The nephew and former sister-in-law of David Wayne Nelson told investigators that Nelson told them he kidnapped and killed Donna Meagher as she closed up a family-owned casino in Montana City in January 1994 and that he has bragged about killing people in four other states. Public court records do not include any information on the supposed victims in Florida, California, Nevada and Washington.
Freddie Joe Lawrence, now 56, and Paul Jenkins, 64, were convicted of killing Meagher and sentenced to life in prison. A state law passed in 2015 allowed them to petition for DNA testing on case evidence.
Based on recent tests and Nelson’s reported statements, the Montana Innocence Project is asking a judge to overturn their deliberate homicide convictions and release them from prison. A hearing is set for Friday in Helena. The state opposes the motions, which were filed earlier this year and unsealed last week.
Most Read Nation & World Stories
- Kellyanne Conway dismisses her husband's concerns that President Trump's mental health is deteriorating
- Witness describes death plunge of two Yosemite climbers
- DNA testing helps police confirm Ted Bundy killed missing Utah teen
- A risky business in Trump loans: Deutsche Bank’s affinity for an outcast client VIEW
- Tens of thousands converge on California 'poppy apocalypse' VIEW
Nelson has denied making such statements or having anything to do with Meagher’s murder, the attorney general’s office said in its response.
Tests on a rope found near the site west of Helena where Meagher was killed included Meagher’s blood and DNA belonging to Nelson, the petition said. Nelson, 55, is serving a life sentence after pleading guilty to killing Bev Giannonatti, 79, and her son, Greg Giannonatti, 57, in Deer Lodge in October 2015.
Prosecutors said Nelson, a handyman, stole and sold more than $26,000 worth of silver belonging to Greg Giannonatti and killed him and his mother when confronted about the theft. He dumped their bodies out of town, authorities have said.
Another unknown DNA profile was found on other evidence in the Meagher case, but no DNA belonging to Jenkins or Lawrence was found, The Montana Innocence Project argued.
The case against Nelson is still under investigation and no charges have been filed, the state Department of Justice said Monday. The state public defender’s office said it had not been appointed to represent Nelson in any new cases.

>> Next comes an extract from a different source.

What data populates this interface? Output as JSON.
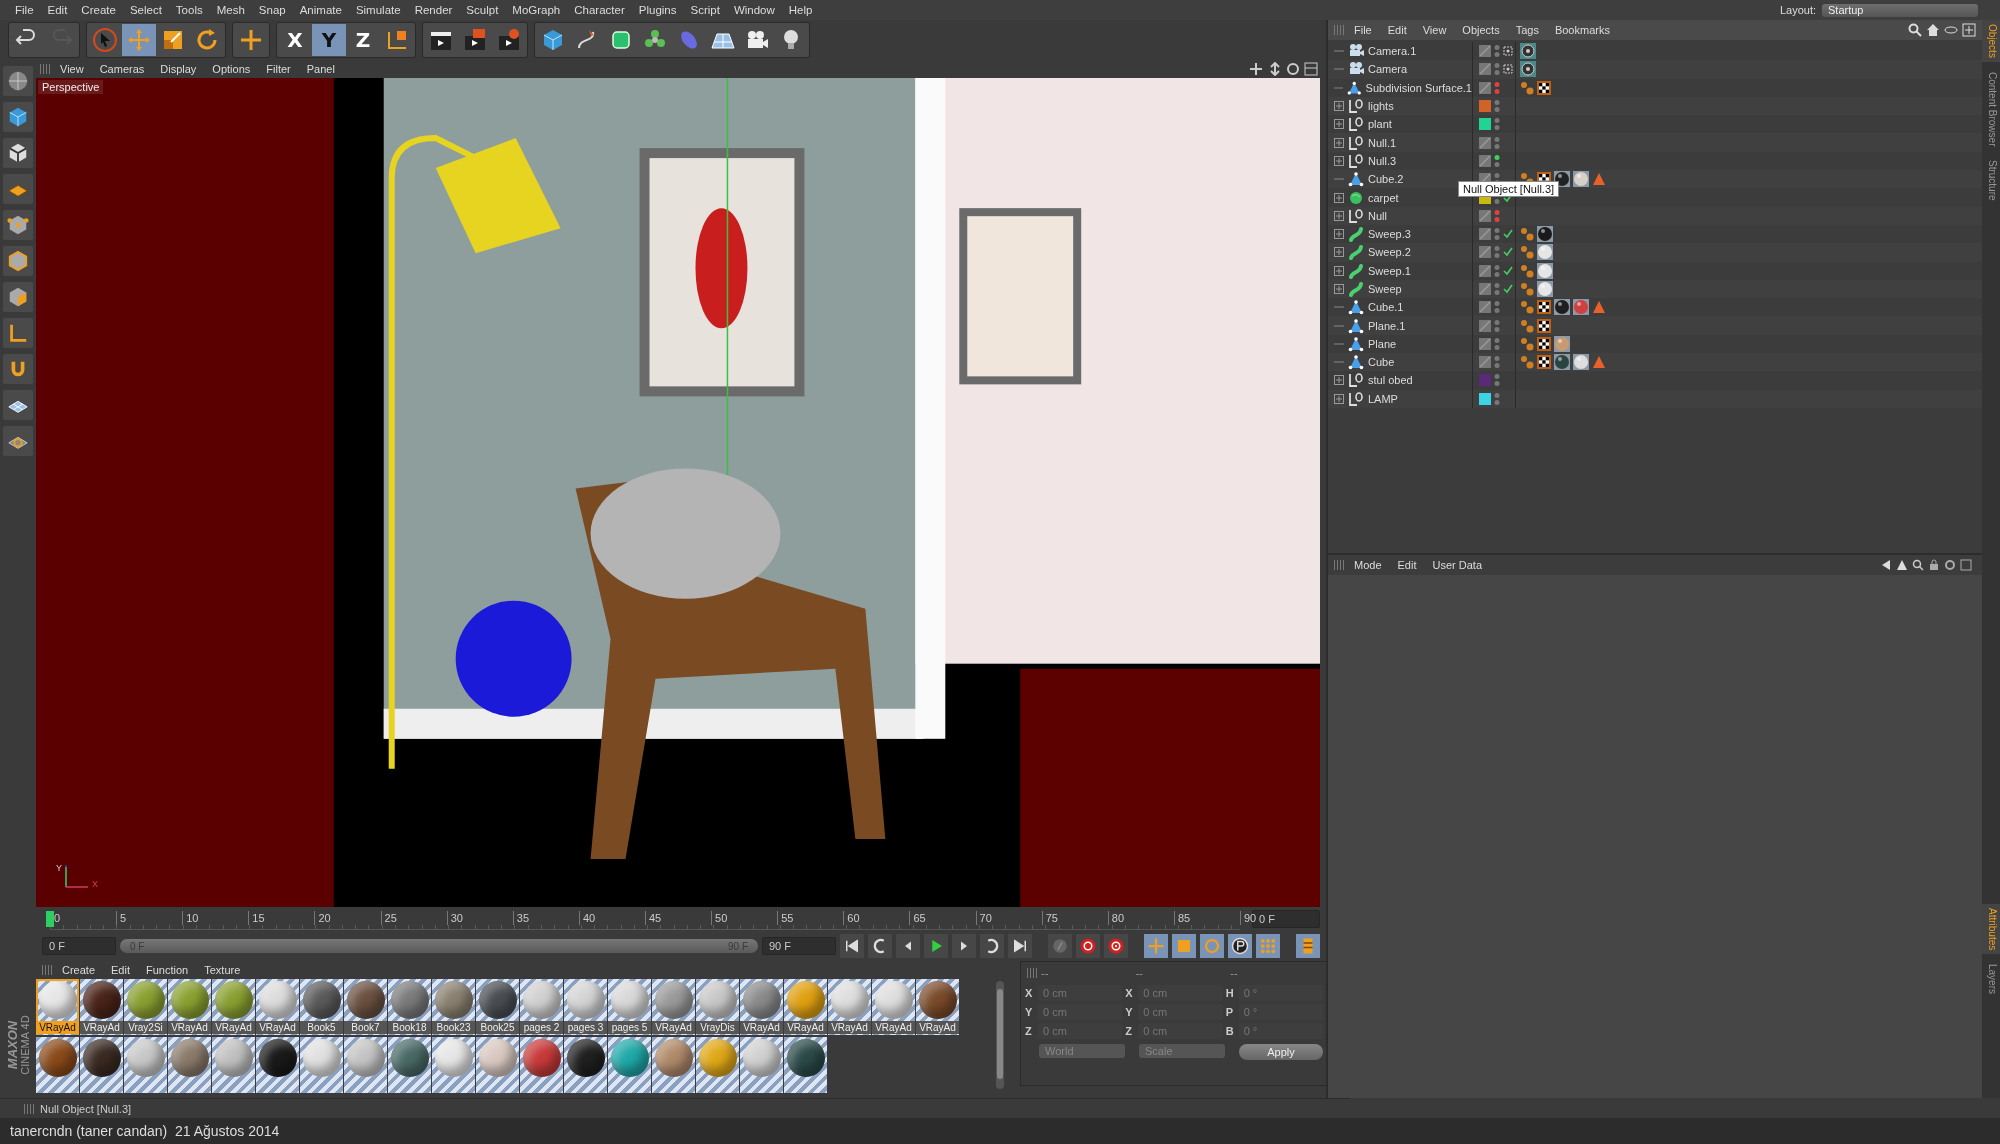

Nelson’s former sister-in-law and nephew told law enforcement officers twice before the Deer Lodge murders that Nelson had confessed to killing Meagher, court records said.
“However, because they had no further evidence (the family members) were told there was nothing that could be done,” the filing said.
The family members, identified in court documents by their initials, spoke with law enforcement officers in Dillon in March 2016 — after Nelson had been charged with killing the Giannonattis.
The state re-opened its investigation. In addition to details about the Meagher murder, the nephew told investigators about crimes he helped plan, attempt or commit with Nelson, including a 1998 home invasion of an elderly couple in Ravalli County. Nelson was convicted of aggravated kidnapping while his nephew, Fred Nelson, was convicted of aggravated assault.
The nephew said Nelson had bragged about being a hit man and killing people in Florida and California, while Nelson’s former sister-in-law said he had bragged about killing people in those states as well as Nevada and Washington, court records said. Further information on those allegations were filed under seal and are still under investigation, the state Department of Justice said Monday.
“The results of these interviews show Nelson may be a serial killer whose killing fields span as many as five states,” attorney Toby Cook wrote in Lawrence’s petition.